TAMPA — Gay Culverhouse stepped up to the microphone and looked into the eyes of the large men in her audience with sincerity and passion.
She told them they need not face their many obstacles alone. For this small group of retired and often forgotten NFL players, it was a message they needed to hear.
Culverhouse, the former Buccaneers team president and the daughter of the club's former owner, has taken her campaign to help former players to the streets.
She rounded up a local group of retirees in a hotel ballroom Monday night to tell them there is assistance available to help them in dealing with their replaced knees and foggy heads and aching backs — however difficult the NFL makes it to obtain.
"We do not want anything from you," Culverhouse told the men. "You have given the National Football League your lives. You have given (it) your bodies. Without you, there would be no NFL."
When Culverhouse heard the story of former Buc Tom McHale, she was prompted to act. McHale died in 2008 after overdosing on painkillers and cocaine. He was taking them, Culverhouse said, largely to deal with the physical and psychological tolls football took on him before his retirement in 1995.
"I decided right then I would not let that happen to another player," said Culverhouse, 63, who herself is fighting terminal cancer.
Monday's gathering was the first for the Gay Culverhouse Players Outreach Program, a not-for-profit organization she established — and is funding herself, along with donations — to help former players take advantage of their limited resources.
Among the benefits available from the league is the 88 Plan, which assists players in treating the aftereffects of the head injuries they suffered in an age when fewer precautions were taken and equipment was less sophisticated.
A questionnaire distributed to attendees asked, among other things, "Do you get dizzy and lose your balance?" and "Do you forget things (and) repeat yourself to others?"
For many players who lack the financial resources or medical coverage to address their problems, obtaining assistance from the 88 Plan can be difficult. It requires extensive medical exams to determine eligibility. Culverhouse noted that an MRI exam can cost upward of $12,000.
To alleviate the problem, the program is forging a relationship with the University of South Florida psychiatry program through which players can be examined for free. Culverhouse's program pays the costs.
Even after medical exams are done, however, gaining access to the coverage is hardly automatic. The NFL, Culverhouse said, acts in many cases like insurance adjusters and rejects the assistance claim. That's when Culverhouse sticks her legal team on the case.
"The NFL is sort of taunting," she said.
Other funds are available for general health care, unexpected crises and for overall financial need.
Among those attending were former Bucs running back Jimmie Giles and linebacker David Lewis. Giles pointed out that many players from his era (he entered the NFL in 1977) made substantially less money than today's millionaire superstars.
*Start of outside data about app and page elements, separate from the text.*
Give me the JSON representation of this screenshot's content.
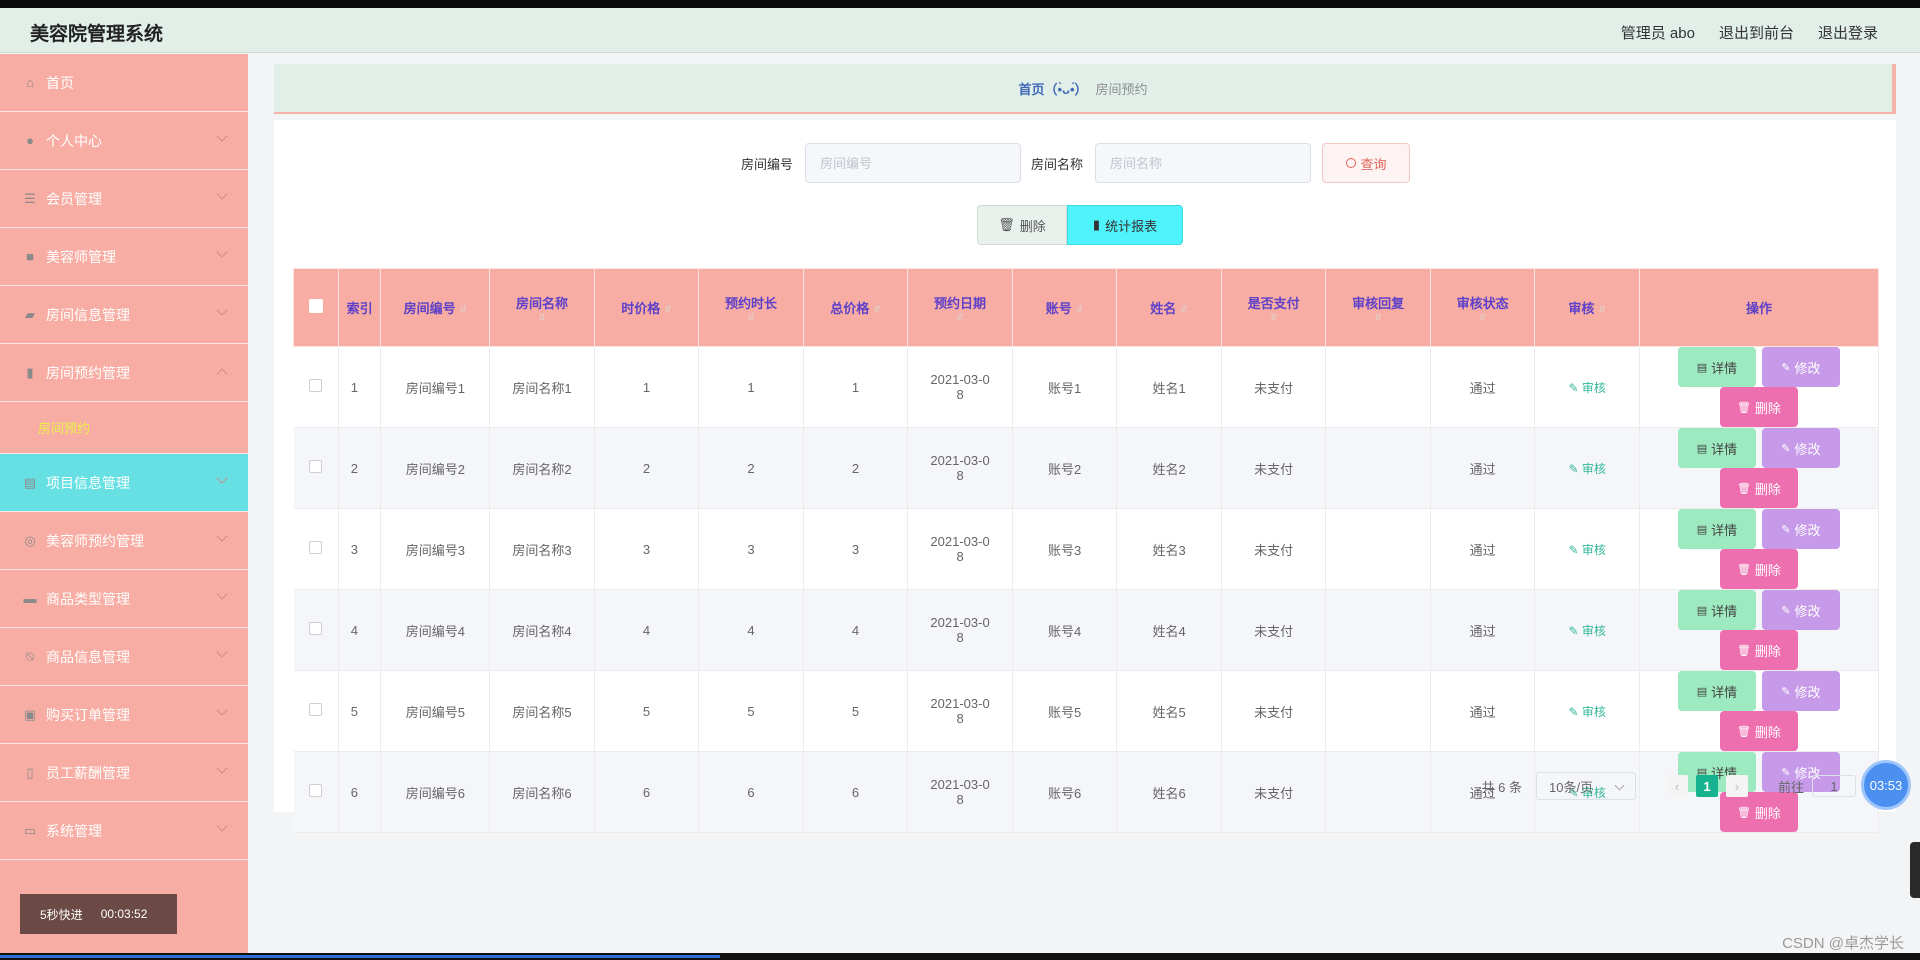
{
  "app": {
    "title": "美容院管理系统"
  },
  "header": {
    "admin": "管理员 abo",
    "front": "退出到前台",
    "logout": "退出登录"
  },
  "sidebar": {
    "items": [
      {
        "label": "首页",
        "icon": "home-icon"
      },
      {
        "label": "个人中心",
        "icon": "user-icon"
      },
      {
        "label": "会员管理",
        "icon": "list-icon"
      },
      {
        "label": "美容师管理",
        "icon": "briefcase-icon"
      },
      {
        "label": "房间信息管理",
        "icon": "truck-icon"
      },
      {
        "label": "房间预约管理",
        "icon": "chart-icon",
        "submenu": "房间预约"
      },
      {
        "label": "项目信息管理",
        "icon": "document-icon"
      },
      {
        "label": "美容师预约管理",
        "icon": "lifebuoy-icon"
      },
      {
        "label": "商品类型管理",
        "icon": "monitor-icon"
      },
      {
        "label": "商品信息管理",
        "icon": "bell-off-icon"
      },
      {
        "label": "购买订单管理",
        "icon": "box-icon"
      },
      {
        "label": "员工薪酬管理",
        "icon": "microphone-icon"
      },
      {
        "label": "系统管理",
        "icon": "card-icon"
      }
    ]
  },
  "speed": {
    "label": "5秒快进",
    "time": "00:03:52"
  },
  "breadcrumb": {
    "home": "首页（•̀ᴗ•́）",
    "current": "房间预约"
  },
  "search": {
    "room_no_label": "房间编号",
    "room_no_placeholder": "房间编号",
    "room_name_label": "房间名称",
    "room_name_placeholder": "房间名称",
    "query": "查询"
  },
  "actions": {
    "delete": "删除",
    "stats": "统计报表"
  },
  "table": {
    "headers": [
      "索引",
      "房间编号",
      "房间名称",
      "时价格",
      "预约时长",
      "总价格",
      "预约日期",
      "账号",
      "姓名",
      "是否支付",
      "审核回复",
      "审核状态",
      "审核",
      "操作"
    ],
    "rows": [
      {
        "idx": "1",
        "no": "房间编号1",
        "name": "房间名称1",
        "price": "1",
        "dur": "1",
        "total": "1",
        "date1": "2021-03-0",
        "date2": "8",
        "acct": "账号1",
        "person": "姓名1",
        "paid": "未支付",
        "reply": "",
        "status": "通过"
      },
      {
        "idx": "2",
        "no": "房间编号2",
        "name": "房间名称2",
        "price": "2",
        "dur": "2",
        "total": "2",
        "date1": "2021-03-0",
        "date2": "8",
        "acct": "账号2",
        "person": "姓名2",
        "paid": "未支付",
        "reply": "",
        "status": "通过"
      },
      {
        "idx": "3",
        "no": "房间编号3",
        "name": "房间名称3",
        "price": "3",
        "dur": "3",
        "total": "3",
        "date1": "2021-03-0",
        "date2": "8",
        "acct": "账号3",
        "person": "姓名3",
        "paid": "未支付",
        "reply": "",
        "status": "通过"
      },
      {
        "idx": "4",
        "no": "房间编号4",
        "name": "房间名称4",
        "price": "4",
        "dur": "4",
        "total": "4",
        "date1": "2021-03-0",
        "date2": "8",
        "acct": "账号4",
        "person": "姓名4",
        "paid": "未支付",
        "reply": "",
        "status": "通过"
      },
      {
        "idx": "5",
        "no": "房间编号5",
        "name": "房间名称5",
        "price": "5",
        "dur": "5",
        "total": "5",
        "date1": "2021-03-0",
        "date2": "8",
        "acct": "账号5",
        "person": "姓名5",
        "paid": "未支付",
        "reply": "",
        "status": "通过"
      },
      {
        "idx": "6",
        "no": "房间编号6",
        "name": "房间名称6",
        "price": "6",
        "dur": "6",
        "total": "6",
        "date1": "2021-03-0",
        "date2": "8",
        "acct": "账号6",
        "person": "姓名6",
        "paid": "未支付",
        "reply": "",
        "status": "通过"
      }
    ],
    "audit_label": "审核",
    "btn_detail": "详情",
    "btn_edit": "修改",
    "btn_delete": "删除"
  },
  "pager": {
    "total": "共 6 条",
    "size": "10条/页",
    "current": "1",
    "goto": "前往",
    "goto_value": "1"
  },
  "overlay": {
    "timer": "03:53",
    "watermark": "CSDN @卓杰学长"
  },
  "colors": {
    "sidebar": "#f7ada3",
    "active": "#67e0e3",
    "header": "#e1efe8",
    "stat": "#4ff3fb",
    "pager_active": "#17b390"
  }
}
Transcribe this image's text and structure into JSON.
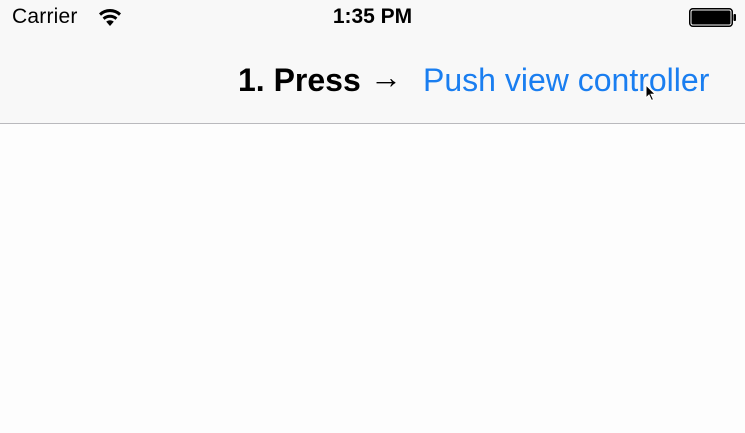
{
  "status_bar": {
    "carrier": "Carrier",
    "time": "1:35 PM",
    "wifi_icon": "wifi-icon",
    "battery_icon": "battery-icon"
  },
  "nav_bar": {
    "instruction": "1. Press",
    "arrow": "→",
    "push_button_label": "Push view controller"
  },
  "colors": {
    "accent": "#1a7ef0",
    "bar_background": "#f8f8f8",
    "separator": "#b9b9bd",
    "content_background": "#fdfdfd"
  }
}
In fact, a six-figure salary was no certainty in the 1970s. Giles said he maxed out at $500,000 in 1989 but added, "I had to be a five-time Pro Bowler to make that."
Giles said because of his many injuries he is considered disabled according to Social Security standards.
For him and others, the information provided was empowering.
"One of the most important points is to let players know all is not lost," Giles said. "We have somebody fighting for us."
Around the league
BEARS: Senior director of pro personnel Bobby DePaul was fired after nine seasons.
PANTHERS: Running back DeAngelo Williams had surgery to alleviate the foot and ankle problems he had toward the end of the season, the Herald in Rock Hill, S.C., reported.
Stephen F. Holder can be reached at firstname.lastname@example.org. Information from Times wires was used in this report.